What to produce: Would you repeat the data below exactly, taking out the images?

◆ ◆ ◆ ◆ ◆ ◆ ◆

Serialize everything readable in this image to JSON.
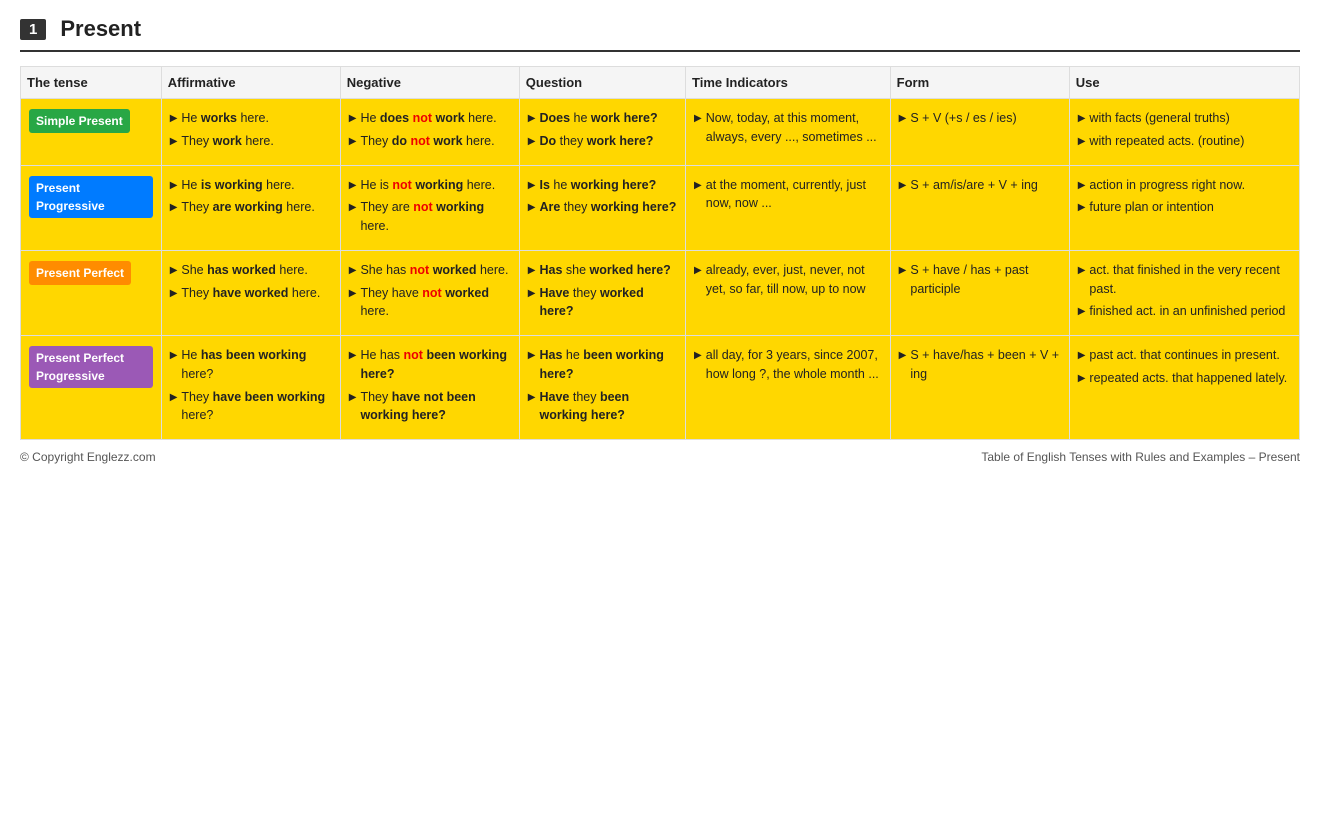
{
  "header": {
    "number": "1",
    "title": "Present"
  },
  "columns": [
    "The tense",
    "Affirmative",
    "Negative",
    "Question",
    "Time Indicators",
    "Form",
    "Use"
  ],
  "rows": [
    {
      "id": "simple-present",
      "tense_label": "Simple Present",
      "tense_class": "simple",
      "affirmative": [
        "He <b>works</b> here.",
        "They <b>work</b> here."
      ],
      "negative": [
        "He <b>does</b> <not>not</not> <b>work</b> here.",
        "They <b>do</b> <not>not</not> <b>work</b> here."
      ],
      "question": [
        "<b>Does</b> he <b>work here?</b>",
        "<b>Do</b> they <b>work here?</b>"
      ],
      "time": "Now, today, at this moment, always, every ..., sometimes ...",
      "form": "S + V (+s / es / ies)",
      "use": [
        "with facts (general truths)",
        "with repeated acts. (routine)"
      ]
    },
    {
      "id": "present-progressive",
      "tense_label": "Present Progressive",
      "tense_class": "progressive",
      "affirmative": [
        "He <b>is working</b> here.",
        "They <b>are working</b> here."
      ],
      "negative": [
        "He is <not>not</not> <b>working</b> here.",
        "They are <not>not</not> <b>working</b> here."
      ],
      "question": [
        "<b>Is</b> he <b>working here?</b>",
        "<b>Are</b> they <b>working here?</b>"
      ],
      "time": "at the moment, currently, just now, now ...",
      "form": "S + am/is/are + V + ing",
      "use": [
        "action in progress right now.",
        "future plan or intention"
      ]
    },
    {
      "id": "present-perfect",
      "tense_label": "Present Perfect",
      "tense_class": "perfect",
      "affirmative": [
        "She <b>has worked</b> here.",
        "They <b>have worked</b> here."
      ],
      "negative": [
        "She has <not>not</not> <b>worked</b> here.",
        "They have <not>not</not> <b>worked</b> here."
      ],
      "question": [
        "<b>Has</b> she <b>worked here?</b>",
        "<b>Have</b> they <b>worked here?</b>"
      ],
      "time": "already, ever, just, never, not yet, so far, till now, up to now",
      "form": "S + have / has + past participle",
      "use": [
        "act. that finished in the very recent past.",
        "finished act. in an unfinished period"
      ]
    },
    {
      "id": "present-perfect-progressive",
      "tense_label": "Present Perfect Progressive",
      "tense_class": "perf-prog",
      "affirmative": [
        "He <b>has been working</b> here?",
        "They <b>have been working</b> here?"
      ],
      "negative": [
        "He has <not>not</not> <b>been working here?</b>",
        "They <b>have not been working here?</b>"
      ],
      "question": [
        "<b>Has</b> he <b>been working here?</b>",
        "<b>Have</b> they <b>been working here?</b>"
      ],
      "time": "all day, for 3 years, since 2007, how long ?, the whole month ...",
      "form": "S + have/has + been + V + ing",
      "use": [
        "past act. that continues in present.",
        "repeated acts. that happened lately."
      ]
    }
  ],
  "footer": {
    "copyright": "© Copyright Englezz.com",
    "caption": "Table of English Tenses with Rules and Examples – Present"
  }
}
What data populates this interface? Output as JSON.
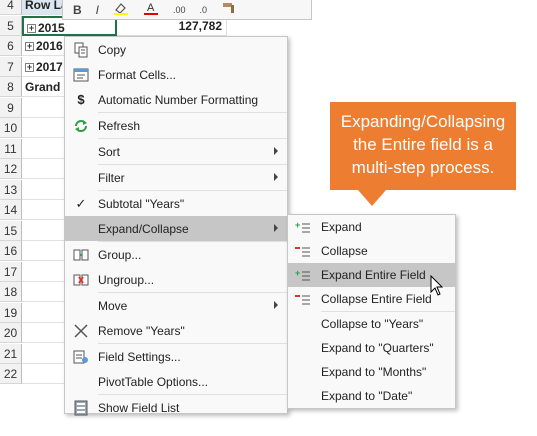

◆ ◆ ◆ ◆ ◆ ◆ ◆

Finished exercise:
Serialize everything readable in this image to JSON.
{
  "header": {
    "number": "1",
    "title": "Present"
  },
  "columns": [
    "The tense",
    "Affirmative",
    "Negative",
    "Question",
    "Time Indicators",
    "Form",
    "Use"
  ],
  "rows": [
    {
      "id": "simple-present",
      "tense_label": "Simple Present",
      "tense_class": "simple",
      "affirmative": [
        "He <b>works</b> here.",
        "They <b>work</b> here."
      ],
      "negative": [
        "He <b>does</b> <not>not</not> <b>work</b> here.",
        "They <b>do</b> <not>not</not> <b>work</b> here."
      ],
      "question": [
        "<b>Does</b> he <b>work here?</b>",
        "<b>Do</b> they <b>work here?</b>"
      ],
      "time": "Now, today, at this moment, always, every ..., sometimes ...",
      "form": "S + V (+s / es / ies)",
      "use": [
        "with facts (general truths)",
        "with repeated acts. (routine)"
      ]
    },
    {
      "id": "present-progressive",
      "tense_label": "Present Progressive",
      "tense_class": "progressive",
      "affirmative": [
        "He <b>is working</b> here.",
        "They <b>are working</b> here."
      ],
      "negative": [
        "He is <not>not</not> <b>working</b> here.",
        "They are <not>not</not> <b>working</b> here."
      ],
      "question": [
        "<b>Is</b> he <b>working here?</b>",
        "<b>Are</b> they <b>working here?</b>"
      ],
      "time": "at the moment, currently, just now, now ...",
      "form": "S + am/is/are + V + ing",
      "use": [
        "action in progress right now.",
        "future plan or intention"
      ]
    },
    {
      "id": "present-perfect",
      "tense_label": "Present Perfect",
      "tense_class": "perfect",
      "affirmative": [
        "She <b>has worked</b> here.",
        "They <b>have worked</b> here."
      ],
      "negative": [
        "She has <not>not</not> <b>worked</b> here.",
        "They have <not>not</not> <b>worked</b> here."
      ],
      "question": [
        "<b>Has</b> she <b>worked here?</b>",
        "<b>Have</b> they <b>worked here?</b>"
      ],
      "time": "already, ever, just, never, not yet, so far, till now, up to now",
      "form": "S + have / has + past participle",
      "use": [
        "act. that finished in the very recent past.",
        "finished act. in an unfinished period"
      ]
    },
    {
      "id": "present-perfect-progressive",
      "tense_label": "Present Perfect Progressive",
      "tense_class": "perf-prog",
      "affirmative": [
        "He <b>has been working</b> here?",
        "They <b>have been working</b> here?"
      ],
      "negative": [
        "He has <not>not</not> <b>been working here?</b>",
        "They <b>have not been working here?</b>"
      ],
      "question": [
        "<b>Has</b> he <b>been working here?</b>",
        "<b>Have</b> they <b>been working here?</b>"
      ],
      "time": "all day, for 3 years, since 2007, how long ?, the whole month ...",
      "form": "S + have/has + been + V + ing",
      "use": [
        "past act. that continues in present.",
        "repeated acts. that happened lately."
      ]
    }
  ],
  "footer": {
    "copyright": "© Copyright Englezz.com",
    "caption": "Table of English Tenses with Rules and Examples – Present"
  }
}
What data populates this interface? Output as JSON.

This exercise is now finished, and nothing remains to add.